> [Record extracts]

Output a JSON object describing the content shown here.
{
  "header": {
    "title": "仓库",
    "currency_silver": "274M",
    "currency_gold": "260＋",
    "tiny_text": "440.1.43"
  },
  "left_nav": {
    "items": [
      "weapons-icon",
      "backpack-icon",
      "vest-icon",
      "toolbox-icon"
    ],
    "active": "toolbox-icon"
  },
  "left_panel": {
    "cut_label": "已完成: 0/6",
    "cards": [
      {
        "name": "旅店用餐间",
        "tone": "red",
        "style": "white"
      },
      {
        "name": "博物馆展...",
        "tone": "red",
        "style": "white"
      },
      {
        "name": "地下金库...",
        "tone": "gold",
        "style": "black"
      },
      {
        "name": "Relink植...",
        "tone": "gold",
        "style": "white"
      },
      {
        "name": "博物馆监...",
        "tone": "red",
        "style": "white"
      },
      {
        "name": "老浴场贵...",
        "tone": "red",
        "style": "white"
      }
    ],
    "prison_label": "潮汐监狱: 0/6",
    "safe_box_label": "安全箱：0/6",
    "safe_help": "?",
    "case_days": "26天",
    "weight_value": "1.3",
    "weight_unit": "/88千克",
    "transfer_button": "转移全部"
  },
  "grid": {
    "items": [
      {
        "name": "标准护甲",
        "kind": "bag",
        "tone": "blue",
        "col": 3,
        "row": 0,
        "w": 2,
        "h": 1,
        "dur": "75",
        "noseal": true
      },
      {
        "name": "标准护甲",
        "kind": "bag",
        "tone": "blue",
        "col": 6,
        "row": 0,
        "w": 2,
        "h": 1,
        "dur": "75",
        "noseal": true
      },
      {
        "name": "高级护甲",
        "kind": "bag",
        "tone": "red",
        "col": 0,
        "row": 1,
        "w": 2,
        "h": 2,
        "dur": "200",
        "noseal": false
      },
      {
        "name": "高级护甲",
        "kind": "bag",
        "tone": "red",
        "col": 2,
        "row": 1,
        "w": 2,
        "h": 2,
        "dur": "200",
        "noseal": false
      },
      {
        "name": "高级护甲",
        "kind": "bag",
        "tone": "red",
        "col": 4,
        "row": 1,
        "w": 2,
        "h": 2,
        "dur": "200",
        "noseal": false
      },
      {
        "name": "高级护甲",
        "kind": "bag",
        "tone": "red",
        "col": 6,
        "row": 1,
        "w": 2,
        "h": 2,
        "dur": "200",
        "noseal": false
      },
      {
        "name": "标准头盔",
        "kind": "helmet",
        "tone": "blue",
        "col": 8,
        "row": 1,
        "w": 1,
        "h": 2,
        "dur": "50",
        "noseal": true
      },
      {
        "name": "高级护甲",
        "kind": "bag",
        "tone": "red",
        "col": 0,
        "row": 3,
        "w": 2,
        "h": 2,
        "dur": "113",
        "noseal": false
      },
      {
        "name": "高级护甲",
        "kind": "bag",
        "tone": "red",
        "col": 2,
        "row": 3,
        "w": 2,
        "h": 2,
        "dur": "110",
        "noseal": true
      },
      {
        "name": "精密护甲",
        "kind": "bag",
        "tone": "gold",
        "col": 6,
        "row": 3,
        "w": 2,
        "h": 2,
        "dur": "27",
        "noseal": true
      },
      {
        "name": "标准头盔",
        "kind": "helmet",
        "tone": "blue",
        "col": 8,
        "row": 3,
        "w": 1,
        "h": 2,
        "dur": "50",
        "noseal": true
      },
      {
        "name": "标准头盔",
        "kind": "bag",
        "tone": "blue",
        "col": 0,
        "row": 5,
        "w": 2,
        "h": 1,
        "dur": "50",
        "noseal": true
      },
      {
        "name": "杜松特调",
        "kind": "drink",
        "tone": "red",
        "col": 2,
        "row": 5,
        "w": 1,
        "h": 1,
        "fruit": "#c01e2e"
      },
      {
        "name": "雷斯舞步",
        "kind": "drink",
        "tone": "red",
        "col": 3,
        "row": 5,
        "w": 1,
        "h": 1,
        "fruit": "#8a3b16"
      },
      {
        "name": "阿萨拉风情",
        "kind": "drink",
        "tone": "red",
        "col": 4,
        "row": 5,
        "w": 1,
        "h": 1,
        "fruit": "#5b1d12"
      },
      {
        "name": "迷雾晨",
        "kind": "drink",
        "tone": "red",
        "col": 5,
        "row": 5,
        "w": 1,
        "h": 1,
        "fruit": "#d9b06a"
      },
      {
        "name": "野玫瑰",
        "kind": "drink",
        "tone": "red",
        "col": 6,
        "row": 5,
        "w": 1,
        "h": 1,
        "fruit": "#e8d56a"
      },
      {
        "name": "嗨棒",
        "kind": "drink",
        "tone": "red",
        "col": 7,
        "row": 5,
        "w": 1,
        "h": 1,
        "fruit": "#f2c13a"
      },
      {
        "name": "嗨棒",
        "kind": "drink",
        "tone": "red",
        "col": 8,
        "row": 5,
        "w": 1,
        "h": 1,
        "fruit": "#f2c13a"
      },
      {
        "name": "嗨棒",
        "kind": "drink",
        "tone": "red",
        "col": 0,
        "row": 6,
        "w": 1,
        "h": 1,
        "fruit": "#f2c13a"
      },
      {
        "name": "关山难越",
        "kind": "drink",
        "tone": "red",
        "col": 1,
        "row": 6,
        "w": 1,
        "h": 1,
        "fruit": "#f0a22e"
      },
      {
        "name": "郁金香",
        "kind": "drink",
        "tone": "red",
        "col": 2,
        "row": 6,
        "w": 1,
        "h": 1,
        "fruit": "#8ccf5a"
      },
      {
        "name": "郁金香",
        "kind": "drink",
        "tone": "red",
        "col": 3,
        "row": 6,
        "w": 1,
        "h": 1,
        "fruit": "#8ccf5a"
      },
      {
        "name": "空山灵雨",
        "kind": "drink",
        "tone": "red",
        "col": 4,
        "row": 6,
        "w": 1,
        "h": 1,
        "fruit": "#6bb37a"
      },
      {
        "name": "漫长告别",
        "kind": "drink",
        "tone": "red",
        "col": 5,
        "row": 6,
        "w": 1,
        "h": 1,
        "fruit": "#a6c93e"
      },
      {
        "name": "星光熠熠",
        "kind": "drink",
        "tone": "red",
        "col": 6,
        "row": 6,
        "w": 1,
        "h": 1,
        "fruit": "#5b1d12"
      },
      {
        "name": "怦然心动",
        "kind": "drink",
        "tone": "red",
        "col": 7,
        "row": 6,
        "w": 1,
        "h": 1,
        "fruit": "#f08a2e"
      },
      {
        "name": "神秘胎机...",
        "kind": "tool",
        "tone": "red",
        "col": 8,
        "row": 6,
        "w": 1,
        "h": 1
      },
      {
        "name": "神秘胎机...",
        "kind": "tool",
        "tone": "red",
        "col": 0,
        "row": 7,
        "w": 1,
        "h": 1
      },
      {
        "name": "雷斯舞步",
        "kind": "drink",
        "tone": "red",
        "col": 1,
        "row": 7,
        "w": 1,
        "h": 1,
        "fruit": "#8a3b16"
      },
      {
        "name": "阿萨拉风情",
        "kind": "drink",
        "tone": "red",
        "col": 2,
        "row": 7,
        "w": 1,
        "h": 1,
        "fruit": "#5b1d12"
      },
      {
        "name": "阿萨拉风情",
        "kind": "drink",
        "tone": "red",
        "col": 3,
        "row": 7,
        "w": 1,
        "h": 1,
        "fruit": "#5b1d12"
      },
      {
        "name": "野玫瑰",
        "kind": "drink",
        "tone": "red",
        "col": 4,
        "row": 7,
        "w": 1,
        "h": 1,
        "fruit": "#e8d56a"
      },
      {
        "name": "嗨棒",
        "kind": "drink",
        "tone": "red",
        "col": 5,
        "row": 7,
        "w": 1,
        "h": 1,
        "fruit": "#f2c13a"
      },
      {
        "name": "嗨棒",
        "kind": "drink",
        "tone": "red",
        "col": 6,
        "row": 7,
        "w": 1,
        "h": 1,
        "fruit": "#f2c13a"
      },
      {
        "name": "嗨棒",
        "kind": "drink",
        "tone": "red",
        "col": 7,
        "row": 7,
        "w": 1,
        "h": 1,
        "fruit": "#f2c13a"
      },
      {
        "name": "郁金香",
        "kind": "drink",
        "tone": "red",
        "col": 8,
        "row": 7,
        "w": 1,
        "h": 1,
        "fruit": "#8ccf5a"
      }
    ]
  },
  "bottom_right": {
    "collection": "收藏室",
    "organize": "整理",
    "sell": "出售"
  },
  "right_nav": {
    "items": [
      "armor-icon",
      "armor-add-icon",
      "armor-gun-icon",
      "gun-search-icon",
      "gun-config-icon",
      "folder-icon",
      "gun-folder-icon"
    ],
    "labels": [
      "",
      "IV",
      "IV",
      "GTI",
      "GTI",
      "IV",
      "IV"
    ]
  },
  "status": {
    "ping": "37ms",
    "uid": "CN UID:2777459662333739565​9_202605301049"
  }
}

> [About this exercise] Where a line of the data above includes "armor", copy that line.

> [Answer to the problem]
      "armor-icon",
      "armor-add-icon",
      "armor-gun-icon",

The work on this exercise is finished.